> _DATASET EXCERPTS_:

*** Block opens ***

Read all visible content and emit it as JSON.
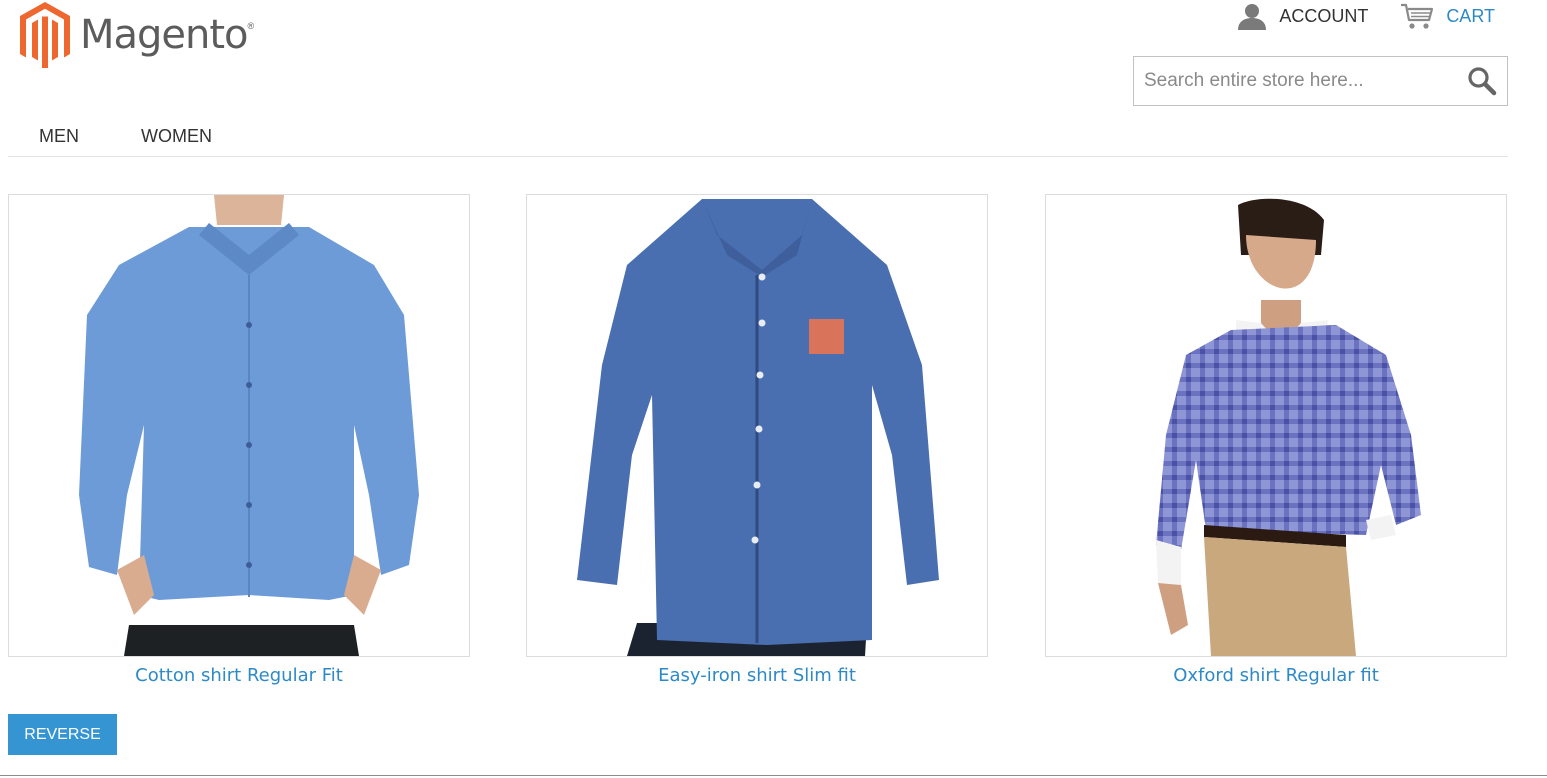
{
  "brand": {
    "name": "Magento",
    "registered_mark": "®",
    "accent_color": "#ee672f"
  },
  "header": {
    "account_label": "ACCOUNT",
    "cart_label": "CART",
    "account_icon": "user-icon",
    "cart_icon": "cart-icon"
  },
  "search": {
    "placeholder": "Search entire store here...",
    "value": "",
    "icon": "search-icon"
  },
  "nav": {
    "items": [
      {
        "label": "MEN"
      },
      {
        "label": "WOMEN"
      }
    ]
  },
  "products": [
    {
      "name": "Cotton shirt Regular Fit",
      "shirt_color": "#6d9bd8"
    },
    {
      "name": "Easy-iron shirt Slim fit",
      "shirt_color": "#4a6fb0"
    },
    {
      "name": "Oxford shirt Regular fit",
      "shirt_color": "#7d84c9"
    }
  ],
  "actions": {
    "reverse_label": "REVERSE"
  },
  "colors": {
    "link": "#2d8ac7",
    "button": "#3594d2",
    "text": "#333333"
  }
}
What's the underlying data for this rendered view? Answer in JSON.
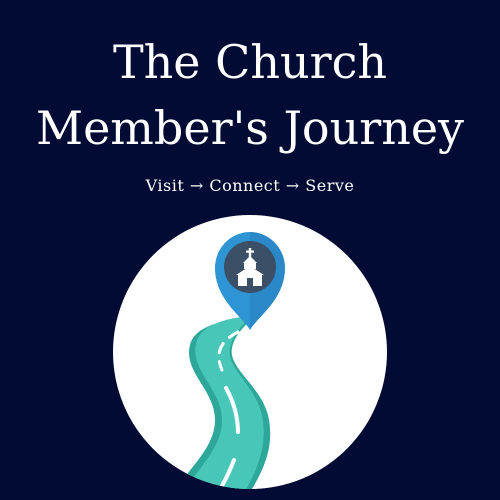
{
  "title": {
    "line1": "The Church",
    "line2": "Member's Journey"
  },
  "subtitle": "Visit → Connect → Serve",
  "colors": {
    "background": "#020b34",
    "circle": "#ffffff",
    "road": "#48c6b8",
    "road_shadow": "#2ea79b",
    "pin_outer": "#2f94d4",
    "pin_inner": "#3b4f66",
    "church": "#ffffff"
  },
  "icons": {
    "pin": "location-pin-icon",
    "church": "church-icon",
    "road": "winding-road-icon"
  }
}
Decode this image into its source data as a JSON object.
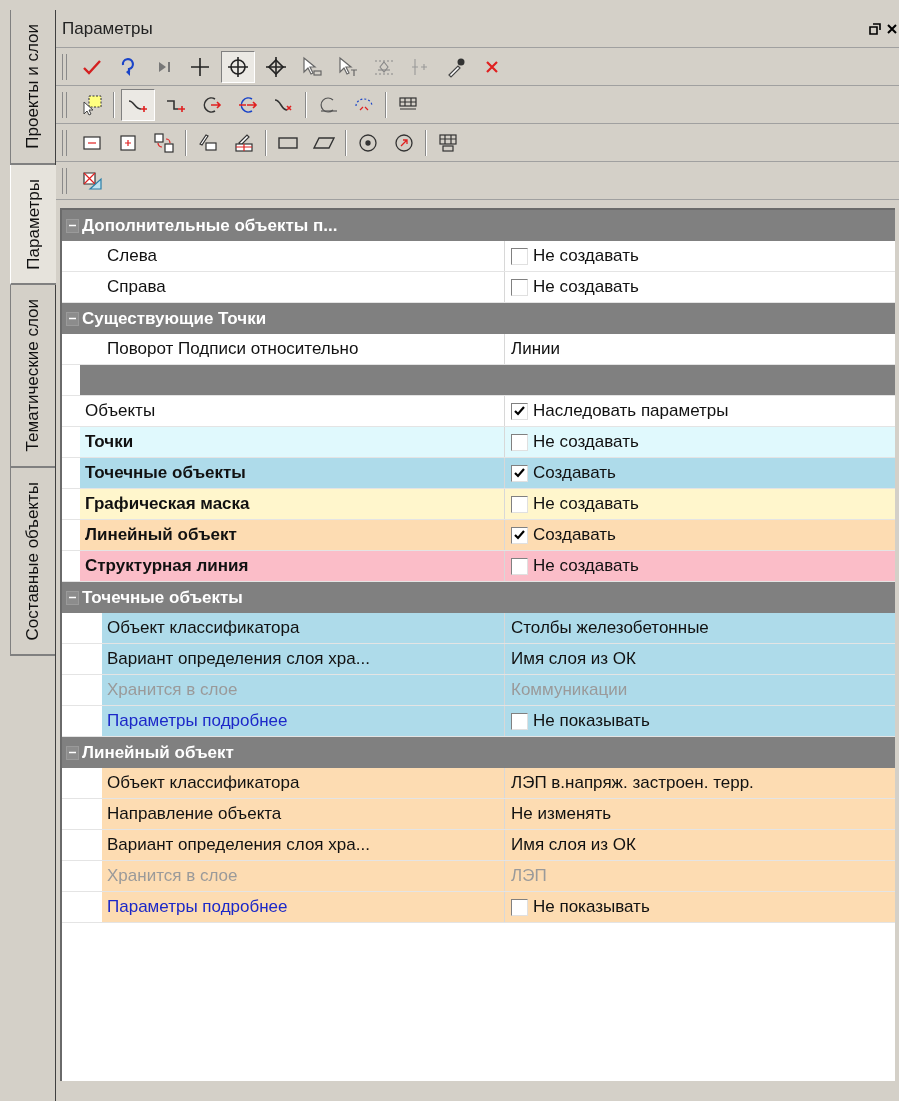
{
  "side_tabs": [
    {
      "label": "Проекты и слои",
      "selected": false
    },
    {
      "label": "Параметры",
      "selected": true
    },
    {
      "label": "Тематические слои",
      "selected": false
    },
    {
      "label": "Составные объекты",
      "selected": false
    }
  ],
  "panel": {
    "title": "Параметры"
  },
  "toolbars": [
    {
      "buttons": [
        {
          "pressed": false
        },
        {
          "pressed": false
        },
        {
          "pressed": false
        },
        {
          "pressed": false
        },
        {
          "pressed": true
        },
        {
          "pressed": false
        },
        {
          "pressed": false
        },
        {
          "pressed": false
        },
        {
          "pressed": false
        },
        {
          "pressed": false
        },
        {
          "pressed": false
        },
        {
          "pressed": false
        }
      ]
    },
    {
      "buttons": [
        {
          "pressed": false
        },
        {
          "pressed": true
        },
        {
          "pressed": false
        },
        {
          "pressed": false
        },
        {
          "pressed": false
        },
        {
          "pressed": false
        },
        {
          "pressed": false
        },
        {
          "pressed": false
        },
        {
          "pressed": false
        }
      ]
    },
    {
      "buttons": [
        {
          "pressed": false
        },
        {
          "pressed": false
        },
        {
          "pressed": false
        },
        {
          "pressed": false
        },
        {
          "pressed": false
        },
        {
          "pressed": false
        },
        {
          "pressed": false
        },
        {
          "pressed": false
        },
        {
          "pressed": false
        },
        {
          "pressed": false
        }
      ]
    },
    {
      "buttons": [
        {
          "pressed": false
        }
      ]
    }
  ],
  "rows": [
    {
      "kind": "group",
      "label": "Дополнительные объекты п...",
      "expanded": true,
      "children": [
        {
          "kind": "property",
          "label": "Слева",
          "color": "#ffffff",
          "value": {
            "kind": "checkbox",
            "label": "Не создавать",
            "checked": false
          }
        },
        {
          "kind": "property",
          "label": "Справа",
          "color": "#ffffff",
          "value": {
            "kind": "checkbox",
            "label": "Не создавать",
            "checked": false
          }
        }
      ]
    },
    {
      "kind": "group",
      "label": "Существующие Точки",
      "expanded": true,
      "children": [
        {
          "kind": "property",
          "label": "Поворот Подписи относительно",
          "color": "#ffffff",
          "value": {
            "kind": "text",
            "text": "Линии"
          }
        }
      ]
    },
    {
      "kind": "separator"
    },
    {
      "kind": "property",
      "label": "Объекты",
      "color": "#ffffff",
      "value": {
        "kind": "checkbox",
        "label": "Наследовать параметры",
        "checked": true
      }
    },
    {
      "kind": "property",
      "label": "Точки",
      "bold": true,
      "color": "#e0f9fd",
      "value": {
        "kind": "checkbox",
        "label": "Не создавать",
        "checked": false
      }
    },
    {
      "kind": "property",
      "label": "Точечные объекты",
      "bold": true,
      "color": "#aedbea",
      "value": {
        "kind": "checkbox",
        "label": "Создавать",
        "checked": true
      }
    },
    {
      "kind": "property",
      "label": "Графическая маска",
      "bold": true,
      "color": "#fff6cc",
      "value": {
        "kind": "checkbox",
        "label": "Не создавать",
        "checked": false
      }
    },
    {
      "kind": "property",
      "label": "Линейный объект",
      "bold": true,
      "color": "#fddcb2",
      "value": {
        "kind": "checkbox",
        "label": "Создавать",
        "checked": true
      }
    },
    {
      "kind": "property",
      "label": "Структурная линия",
      "bold": true,
      "color": "#fbbdc8",
      "value": {
        "kind": "checkbox",
        "label": "Не создавать",
        "checked": false
      }
    },
    {
      "kind": "group",
      "label": "Точечные объекты",
      "expanded": true,
      "children": [
        {
          "kind": "property",
          "label": "Объект классификатора",
          "color": "#aedbea",
          "value": {
            "kind": "text",
            "text": "Столбы железобетонные"
          }
        },
        {
          "kind": "property",
          "label": "Вариант определения слоя хра...",
          "color": "#aedbea",
          "value": {
            "kind": "text",
            "text": "Имя слоя из ОК"
          }
        },
        {
          "kind": "property",
          "label": "Хранится в слое",
          "disabled": true,
          "color": "#aedbea",
          "value": {
            "kind": "text",
            "text": "Коммуникации"
          }
        },
        {
          "kind": "property",
          "label": "Параметры подробнее",
          "link": true,
          "color": "#aedbea",
          "value": {
            "kind": "checkbox",
            "label": "Не показывать",
            "checked": false
          }
        }
      ]
    },
    {
      "kind": "group",
      "label": "Линейный объект",
      "expanded": true,
      "children": [
        {
          "kind": "property",
          "label": "Объект классификатора",
          "color": "#fddcb2",
          "value": {
            "kind": "text",
            "text": "ЛЭП в.напряж. застроен. терр."
          }
        },
        {
          "kind": "property",
          "label": "Направление объекта",
          "color": "#fddcb2",
          "value": {
            "kind": "text",
            "text": "Не изменять"
          }
        },
        {
          "kind": "property",
          "label": "Вариант определения слоя хра...",
          "color": "#fddcb2",
          "value": {
            "kind": "text",
            "text": "Имя слоя из ОК"
          }
        },
        {
          "kind": "property",
          "label": "Хранится в слое",
          "disabled": true,
          "color": "#fddcb2",
          "value": {
            "kind": "text",
            "text": "ЛЭП"
          }
        },
        {
          "kind": "property",
          "label": "Параметры подробнее",
          "link": true,
          "color": "#fddcb2",
          "value": {
            "kind": "checkbox",
            "label": "Не показывать",
            "checked": false
          }
        }
      ]
    }
  ]
}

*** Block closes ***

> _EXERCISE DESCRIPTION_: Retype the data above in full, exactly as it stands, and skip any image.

> _OUTPUT FOR THIS TASK_:
Read all visible content and emit it as JSON.
{
  "brand": {
    "name": "Magento",
    "registered_mark": "®",
    "accent_color": "#ee672f"
  },
  "header": {
    "account_label": "ACCOUNT",
    "cart_label": "CART",
    "account_icon": "user-icon",
    "cart_icon": "cart-icon"
  },
  "search": {
    "placeholder": "Search entire store here...",
    "value": "",
    "icon": "search-icon"
  },
  "nav": {
    "items": [
      {
        "label": "MEN"
      },
      {
        "label": "WOMEN"
      }
    ]
  },
  "products": [
    {
      "name": "Cotton shirt Regular Fit",
      "shirt_color": "#6d9bd8"
    },
    {
      "name": "Easy-iron shirt Slim fit",
      "shirt_color": "#4a6fb0"
    },
    {
      "name": "Oxford shirt Regular fit",
      "shirt_color": "#7d84c9"
    }
  ],
  "actions": {
    "reverse_label": "REVERSE"
  },
  "colors": {
    "link": "#2d8ac7",
    "button": "#3594d2",
    "text": "#333333"
  }
}
What's the underlying data for this rendered view? Answer in JSON.
{
  "title": {
    "line1": "The Church",
    "line2": "Member's Journey"
  },
  "subtitle": "Visit → Connect → Serve",
  "colors": {
    "background": "#020b34",
    "circle": "#ffffff",
    "road": "#48c6b8",
    "road_shadow": "#2ea79b",
    "pin_outer": "#2f94d4",
    "pin_inner": "#3b4f66",
    "church": "#ffffff"
  },
  "icons": {
    "pin": "location-pin-icon",
    "church": "church-icon",
    "road": "winding-road-icon"
  }
}
Decode this image into its source data as a JSON object.
{
  "side_tabs": [
    {
      "label": "Проекты и слои",
      "selected": false
    },
    {
      "label": "Параметры",
      "selected": true
    },
    {
      "label": "Тематические слои",
      "selected": false
    },
    {
      "label": "Составные объекты",
      "selected": false
    }
  ],
  "panel": {
    "title": "Параметры"
  },
  "toolbars": [
    {
      "buttons": [
        {
          "pressed": false
        },
        {
          "pressed": false
        },
        {
          "pressed": false
        },
        {
          "pressed": false
        },
        {
          "pressed": true
        },
        {
          "pressed": false
        },
        {
          "pressed": false
        },
        {
          "pressed": false
        },
        {
          "pressed": false
        },
        {
          "pressed": false
        },
        {
          "pressed": false
        },
        {
          "pressed": false
        }
      ]
    },
    {
      "buttons": [
        {
          "pressed": false
        },
        {
          "pressed": true
        },
        {
          "pressed": false
        },
        {
          "pressed": false
        },
        {
          "pressed": false
        },
        {
          "pressed": false
        },
        {
          "pressed": false
        },
        {
          "pressed": false
        },
        {
          "pressed": false
        }
      ]
    },
    {
      "buttons": [
        {
          "pressed": false
        },
        {
          "pressed": false
        },
        {
          "pressed": false
        },
        {
          "pressed": false
        },
        {
          "pressed": false
        },
        {
          "pressed": false
        },
        {
          "pressed": false
        },
        {
          "pressed": false
        },
        {
          "pressed": false
        },
        {
          "pressed": false
        }
      ]
    },
    {
      "buttons": [
        {
          "pressed": false
        }
      ]
    }
  ],
  "rows": [
    {
      "kind": "group",
      "label": "Дополнительные объекты п...",
      "expanded": true,
      "children": [
        {
          "kind": "property",
          "label": "Слева",
          "color": "#ffffff",
          "value": {
            "kind": "checkbox",
            "label": "Не создавать",
            "checked": false
          }
        },
        {
          "kind": "property",
          "label": "Справа",
          "color": "#ffffff",
          "value": {
            "kind": "checkbox",
            "label": "Не создавать",
            "checked": false
          }
        }
      ]
    },
    {
      "kind": "group",
      "label": "Существующие Точки",
      "expanded": true,
      "children": [
        {
          "kind": "property",
          "label": "Поворот Подписи относительно",
          "color": "#ffffff",
          "value": {
            "kind": "text",
            "text": "Линии"
          }
        }
      ]
    },
    {
      "kind": "separator"
    },
    {
      "kind": "property",
      "label": "Объекты",
      "color": "#ffffff",
      "value": {
        "kind": "checkbox",
        "label": "Наследовать параметры",
        "checked": true
      }
    },
    {
      "kind": "property",
      "label": "Точки",
      "bold": true,
      "color": "#e0f9fd",
      "value": {
        "kind": "checkbox",
        "label": "Не создавать",
        "checked": false
      }
    },
    {
      "kind": "property",
      "label": "Точечные объекты",
      "bold": true,
      "color": "#aedbea",
      "value": {
        "kind": "checkbox",
        "label": "Создавать",
        "checked": true
      }
    },
    {
      "kind": "property",
      "label": "Графическая маска",
      "bold": true,
      "color": "#fff6cc",
      "value": {
        "kind": "checkbox",
        "label": "Не создавать",
        "checked": false
      }
    },
    {
      "kind": "property",
      "label": "Линейный объект",
      "bold": true,
      "color": "#fddcb2",
      "value": {
        "kind": "checkbox",
        "label": "Создавать",
        "checked": true
      }
    },
    {
      "kind": "property",
      "label": "Структурная линия",
      "bold": true,
      "color": "#fbbdc8",
      "value": {
        "kind": "checkbox",
        "label": "Не создавать",
        "checked": false
      }
    },
    {
      "kind": "group",
      "label": "Точечные объекты",
      "expanded": true,
      "children": [
        {
          "kind": "property",
          "label": "Объект классификатора",
          "color": "#aedbea",
          "value": {
            "kind": "text",
            "text": "Столбы железобетонные"
          }
        },
        {
          "kind": "property",
          "label": "Вариант определения слоя хра...",
          "color": "#aedbea",
          "value": {
            "kind": "text",
            "text": "Имя слоя из ОК"
          }
        },
        {
          "kind": "property",
          "label": "Хранится в слое",
          "disabled": true,
          "color": "#aedbea",
          "value": {
            "kind": "text",
            "text": "Коммуникации"
          }
        },
        {
          "kind": "property",
          "label": "Параметры подробнее",
          "link": true,
          "color": "#aedbea",
          "value": {
            "kind": "checkbox",
            "label": "Не показывать",
            "checked": false
          }
        }
      ]
    },
    {
      "kind": "group",
      "label": "Линейный объект",
      "expanded": true,
      "children": [
        {
          "kind": "property",
          "label": "Объект классификатора",
          "color": "#fddcb2",
          "value": {
            "kind": "text",
            "text": "ЛЭП в.напряж. застроен. терр."
          }
        },
        {
          "kind": "property",
          "label": "Направление объекта",
          "color": "#fddcb2",
          "value": {
            "kind": "text",
            "text": "Не изменять"
          }
        },
        {
          "kind": "property",
          "label": "Вариант определения слоя хра...",
          "color": "#fddcb2",
          "value": {
            "kind": "text",
            "text": "Имя слоя из ОК"
          }
        },
        {
          "kind": "property",
          "label": "Хранится в слое",
          "disabled": true,
          "color": "#fddcb2",
          "value": {
            "kind": "text",
            "text": "ЛЭП"
          }
        },
        {
          "kind": "property",
          "label": "Параметры подробнее",
          "link": true,
          "color": "#fddcb2",
          "value": {
            "kind": "checkbox",
            "label": "Не показывать",
            "checked": false
          }
        }
      ]
    }
  ]
}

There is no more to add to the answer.